The Lao government’s continued silence and obfuscation of the facts around Sombath’s enforced disappearance have subjected his family to five years of fear and uncertainty over his fate and whereabouts, which remain unknown to this day.

Sombath was last seen at a police checkpoint on a busy street of the Lao capital, Vientiane, on the evening of 15 December 2012. His abduction was captured on a CCTV camera near the police checkpoint. The footage strongly suggests that police stopped Sombath’s vehicle and, within minutes, unknown individuals forced him into another vehicle and drove him away in the presence of police officers. CCTV footage also appears to show an unknown individual driving Sombath’s vehicle away from the city center before returning sometime later. (more…)

Lacking the grit to take up Sombath case

Bangkok Post: 14 December 2017

The year-end period is supposed to be the time for celebrations with loved ones. But for Ng Shui Meng, wife of the missing rural community developer in Laos, Sombath Somphone, this time of year is traumatic.

On the evening of Dec 15, 2012, her husband disappeared mysteriously. He was last seen in CCTV footage. Grainy video footage showed Sombath’s Jeep being stopped at a police checkpoint that evening.

His disappearance received wide attention that goes beyond the landlocked country or even the region.

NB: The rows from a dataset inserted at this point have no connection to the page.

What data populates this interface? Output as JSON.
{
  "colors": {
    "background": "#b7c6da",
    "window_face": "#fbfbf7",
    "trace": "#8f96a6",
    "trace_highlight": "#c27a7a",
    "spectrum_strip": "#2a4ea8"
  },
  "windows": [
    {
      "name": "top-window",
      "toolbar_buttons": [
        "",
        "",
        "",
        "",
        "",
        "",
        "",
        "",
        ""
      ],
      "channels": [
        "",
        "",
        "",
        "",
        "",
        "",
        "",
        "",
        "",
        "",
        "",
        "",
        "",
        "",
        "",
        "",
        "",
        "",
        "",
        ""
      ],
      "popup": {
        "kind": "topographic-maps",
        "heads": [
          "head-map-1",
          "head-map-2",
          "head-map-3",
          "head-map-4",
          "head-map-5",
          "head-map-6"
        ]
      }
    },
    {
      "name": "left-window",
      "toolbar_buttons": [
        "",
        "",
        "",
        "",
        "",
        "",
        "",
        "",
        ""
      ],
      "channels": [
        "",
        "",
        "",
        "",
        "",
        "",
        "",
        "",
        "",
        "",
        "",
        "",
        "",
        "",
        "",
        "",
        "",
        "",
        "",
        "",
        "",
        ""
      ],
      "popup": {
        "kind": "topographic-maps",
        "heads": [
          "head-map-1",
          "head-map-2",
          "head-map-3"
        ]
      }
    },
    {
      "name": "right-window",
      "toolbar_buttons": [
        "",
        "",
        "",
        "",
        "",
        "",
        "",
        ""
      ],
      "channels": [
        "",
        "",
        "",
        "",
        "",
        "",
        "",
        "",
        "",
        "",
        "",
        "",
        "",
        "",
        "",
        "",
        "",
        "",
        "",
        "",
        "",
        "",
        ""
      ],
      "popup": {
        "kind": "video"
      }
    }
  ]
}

There are reports that global personalities such as Desmond Tutu and US senator Hillary Clinton asked the Lao government to launch an investigation. Known for his non-violent nature, Sombath was a high-profile social worker and a recipient of the Ramon Magsaysay Award, the equivalent of Asia’s Nobel Prize.

Before his suspected abduction, Sombath had challenged land deals negotiated by the Lao government that would have resulted in the mass relocation of villagers. At first, the Lao police pledged to look into the case. Yet the investigation went nowhere and the authorities claimed they could not verify the identity of the man shown in the video and refused offers of outside expert to help analyse the footage. (more…)

Will Donors Remember?

As donors, diplomats and development partners gather for this year’s Roundtable Implementation Meeting in Pakse, will they take time to consider those who were arrested or disappeared in this same city in November 2000 and October 2001, simply for expressing their views?

Will they recall the students who met similar fates earlier in Vientiane in October, 1999?

Will they remember Sombath Somphone or Sompawn Khantisouk, who have been enforcibly disappeared, or their families, who continue to suffer without knowing the fate or alleged wrongdoing of their loved ones? (more…)